Every entry must be given again exactly. Include no pictures.

────────────────────

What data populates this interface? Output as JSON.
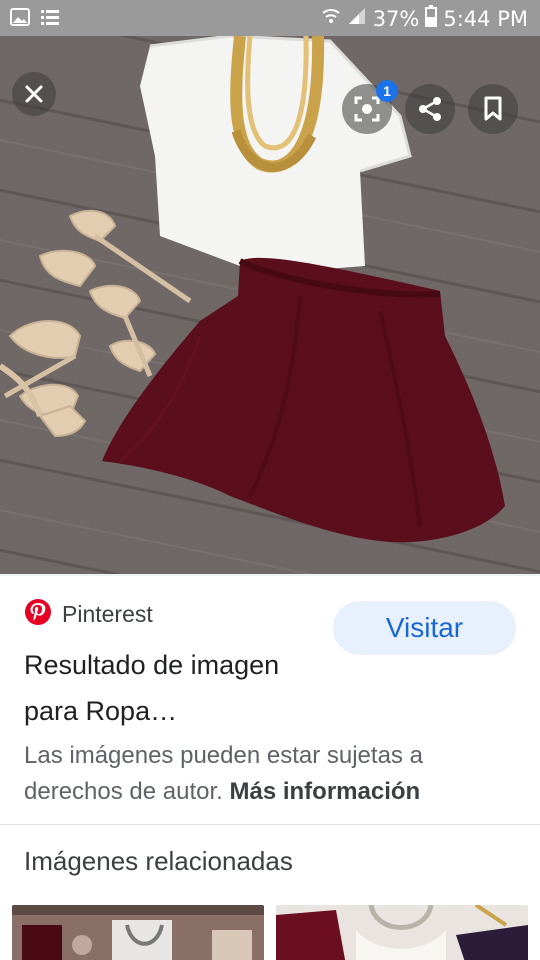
{
  "status_bar": {
    "battery": "37%",
    "time": "5:44 PM"
  },
  "viewer": {
    "lens_badge": "1",
    "close_icon": "close-icon",
    "lens_icon": "lens-icon",
    "share_icon": "share-icon",
    "save_icon": "bookmark-icon"
  },
  "result": {
    "source": "Pinterest",
    "visit_label": "Visitar",
    "title": "Resultado de imagen para Ropa…",
    "copyright_text": "Las imágenes pueden estar sujetas a derechos de autor.",
    "more_info": "Más información"
  },
  "related": {
    "title": "Imágenes relacionadas"
  },
  "colors": {
    "accent": "#1967d2",
    "visit_bg": "#e8f0fe",
    "pinterest_red": "#e60023",
    "skirt": "#5e0f1c",
    "floor": "#6e6766"
  }
}
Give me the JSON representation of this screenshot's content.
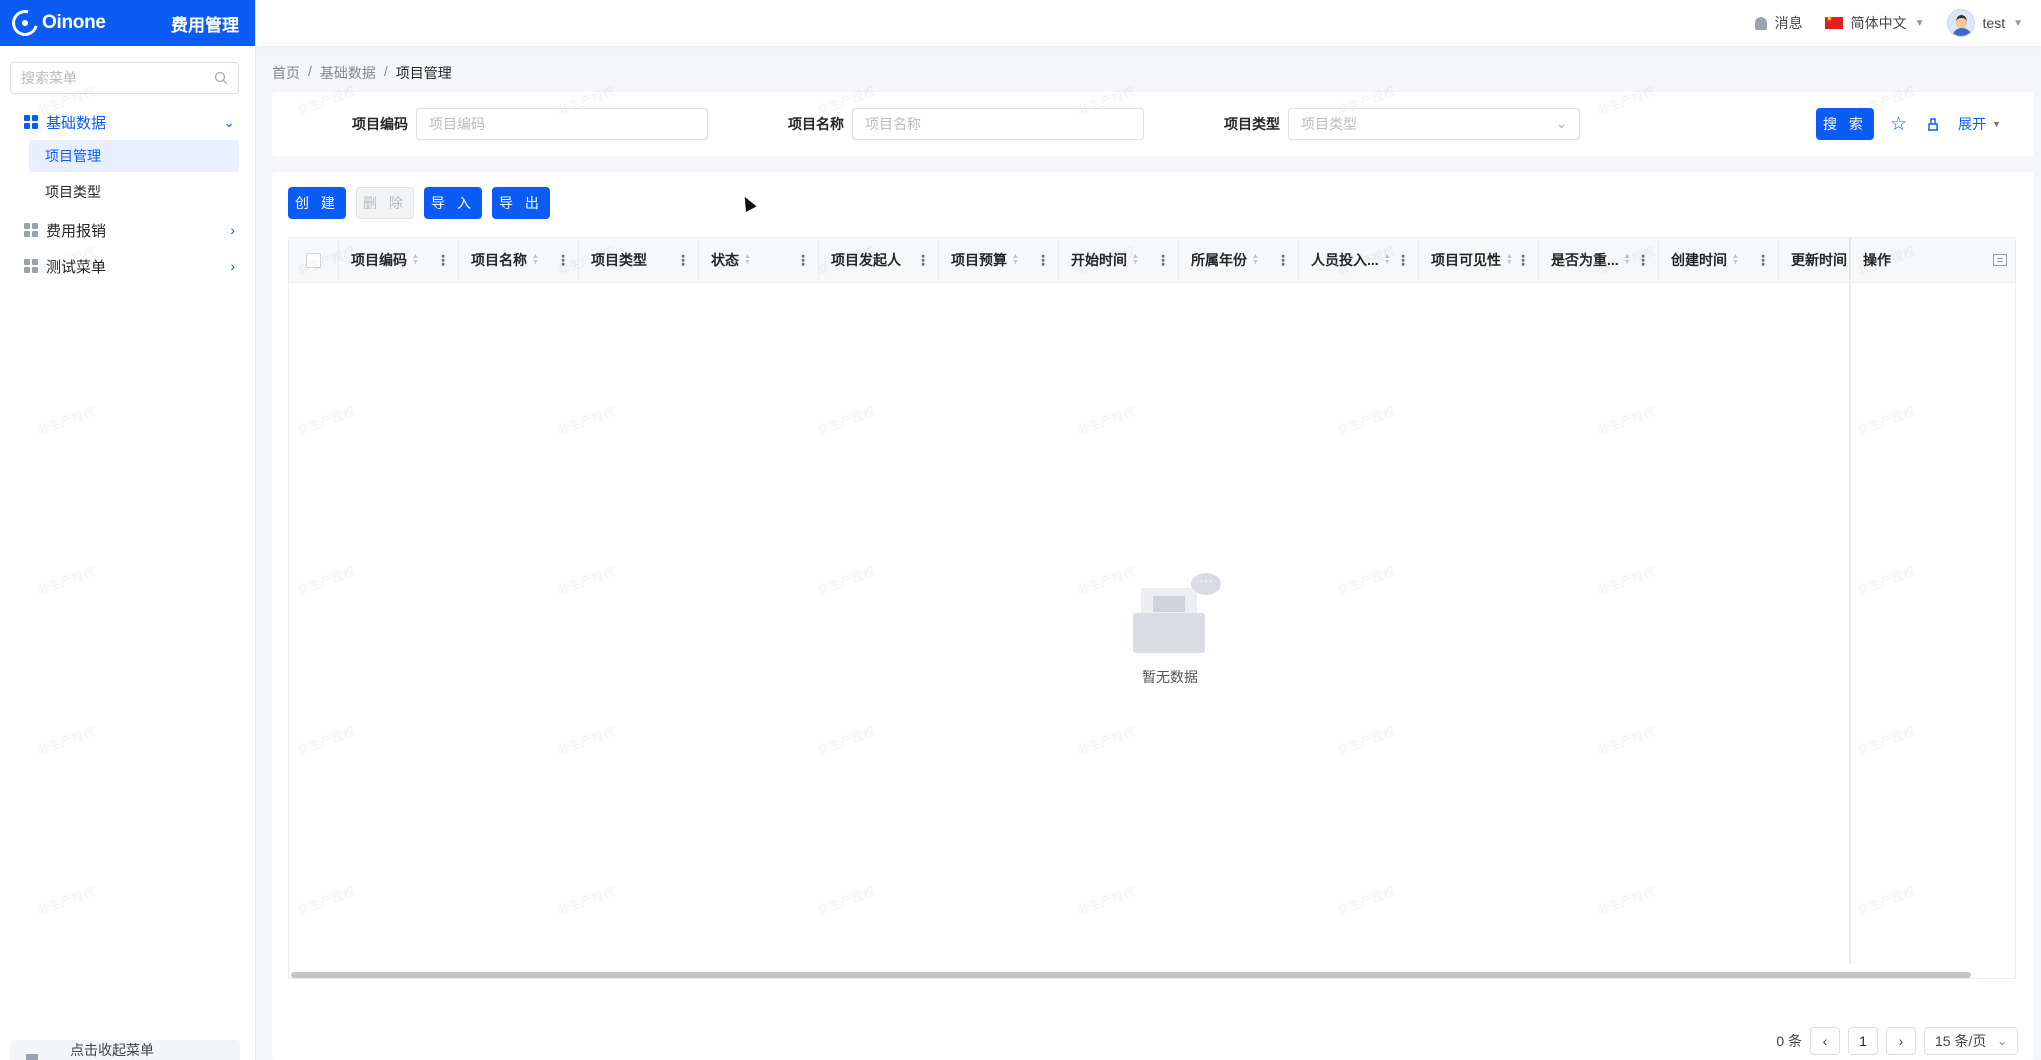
{
  "brand": {
    "logo_text": "Oinone",
    "module_title": "费用管理"
  },
  "menu_search": {
    "placeholder": "搜索菜单"
  },
  "menu": {
    "groups": [
      {
        "label": "基础数据",
        "expanded": true
      },
      {
        "label": "费用报销",
        "expanded": false
      },
      {
        "label": "测试菜单",
        "expanded": false
      }
    ],
    "subitems": [
      {
        "label": "项目管理"
      },
      {
        "label": "项目类型"
      }
    ],
    "collapse_label": "点击收起菜单"
  },
  "topbar": {
    "messages": "消息",
    "language": "简体中文",
    "username": "test"
  },
  "breadcrumb": [
    "首页",
    "基础数据",
    "项目管理"
  ],
  "filter": {
    "fields": [
      {
        "label": "项目编码",
        "placeholder": "项目编码"
      },
      {
        "label": "项目名称",
        "placeholder": "项目名称"
      },
      {
        "label": "项目类型",
        "placeholder": "项目类型"
      }
    ],
    "search_label": "搜 索",
    "expand_label": "展开"
  },
  "toolbar": {
    "create": "创 建",
    "delete": "删 除",
    "import": "导 入",
    "export": "导 出"
  },
  "table": {
    "columns": [
      "项目编码",
      "项目名称",
      "项目类型",
      "状态",
      "项目发起人",
      "项目预算",
      "开始时间",
      "所属年份",
      "人员投入...",
      "项目可见性",
      "是否为重...",
      "创建时间",
      "更新时间"
    ],
    "ops_header": "操作",
    "empty_text": "暂无数据"
  },
  "pagination": {
    "total": "0 条",
    "current_page": "1",
    "page_size": "15 条/页"
  },
  "watermark": "非生产授权",
  "colors": {
    "primary": "#0b5cf5",
    "active_bg": "#e8efff"
  }
}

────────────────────

§ EXERCISE RESULT:
What data populates this interface? Output as JSON.
{
  "status_bar": {
    "battery": "37%",
    "time": "5:44 PM"
  },
  "viewer": {
    "lens_badge": "1",
    "close_icon": "close-icon",
    "lens_icon": "lens-icon",
    "share_icon": "share-icon",
    "save_icon": "bookmark-icon"
  },
  "result": {
    "source": "Pinterest",
    "visit_label": "Visitar",
    "title": "Resultado de imagen para Ropa…",
    "copyright_text": "Las imágenes pueden estar sujetas a derechos de autor.",
    "more_info": "Más información"
  },
  "related": {
    "title": "Imágenes relacionadas"
  },
  "colors": {
    "accent": "#1967d2",
    "visit_bg": "#e8f0fe",
    "pinterest_red": "#e60023",
    "skirt": "#5e0f1c",
    "floor": "#6e6766"
  }
}
Give me the JSON representation of this screenshot's content.
{
  "brand": {
    "logo_text": "Oinone",
    "module_title": "费用管理"
  },
  "menu_search": {
    "placeholder": "搜索菜单"
  },
  "menu": {
    "groups": [
      {
        "label": "基础数据",
        "expanded": true
      },
      {
        "label": "费用报销",
        "expanded": false
      },
      {
        "label": "测试菜单",
        "expanded": false
      }
    ],
    "subitems": [
      {
        "label": "项目管理"
      },
      {
        "label": "项目类型"
      }
    ],
    "collapse_label": "点击收起菜单"
  },
  "topbar": {
    "messages": "消息",
    "language": "简体中文",
    "username": "test"
  },
  "breadcrumb": [
    "首页",
    "基础数据",
    "项目管理"
  ],
  "filter": {
    "fields": [
      {
        "label": "项目编码",
        "placeholder": "项目编码"
      },
      {
        "label": "项目名称",
        "placeholder": "项目名称"
      },
      {
        "label": "项目类型",
        "placeholder": "项目类型"
      }
    ],
    "search_label": "搜 索",
    "expand_label": "展开"
  },
  "toolbar": {
    "create": "创 建",
    "delete": "删 除",
    "import": "导 入",
    "export": "导 出"
  },
  "table": {
    "columns": [
      "项目编码",
      "项目名称",
      "项目类型",
      "状态",
      "项目发起人",
      "项目预算",
      "开始时间",
      "所属年份",
      "人员投入...",
      "项目可见性",
      "是否为重...",
      "创建时间",
      "更新时间"
    ],
    "ops_header": "操作",
    "empty_text": "暂无数据"
  },
  "pagination": {
    "total": "0 条",
    "current_page": "1",
    "page_size": "15 条/页"
  },
  "watermark": "非生产授权",
  "colors": {
    "primary": "#0b5cf5",
    "active_bg": "#e8efff"
  }
}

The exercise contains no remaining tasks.